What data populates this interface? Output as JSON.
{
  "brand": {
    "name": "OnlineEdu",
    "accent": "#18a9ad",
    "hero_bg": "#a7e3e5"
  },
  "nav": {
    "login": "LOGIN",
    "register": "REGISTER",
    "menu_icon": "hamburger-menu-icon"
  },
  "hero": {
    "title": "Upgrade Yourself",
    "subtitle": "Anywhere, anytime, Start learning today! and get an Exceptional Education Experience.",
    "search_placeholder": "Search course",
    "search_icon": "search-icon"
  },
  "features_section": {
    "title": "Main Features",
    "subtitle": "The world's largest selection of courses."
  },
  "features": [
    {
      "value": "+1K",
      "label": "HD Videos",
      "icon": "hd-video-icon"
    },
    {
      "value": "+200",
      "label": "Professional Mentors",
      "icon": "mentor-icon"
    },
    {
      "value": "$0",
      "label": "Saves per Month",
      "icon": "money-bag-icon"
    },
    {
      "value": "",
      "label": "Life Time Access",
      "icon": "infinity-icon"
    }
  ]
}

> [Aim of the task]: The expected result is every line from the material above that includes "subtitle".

> [Answer section]:
    "subtitle": "Anywhere, anytime, Start learning today! and get an Exceptional Education Experience.",
    "subtitle": "The world's largest selection of courses."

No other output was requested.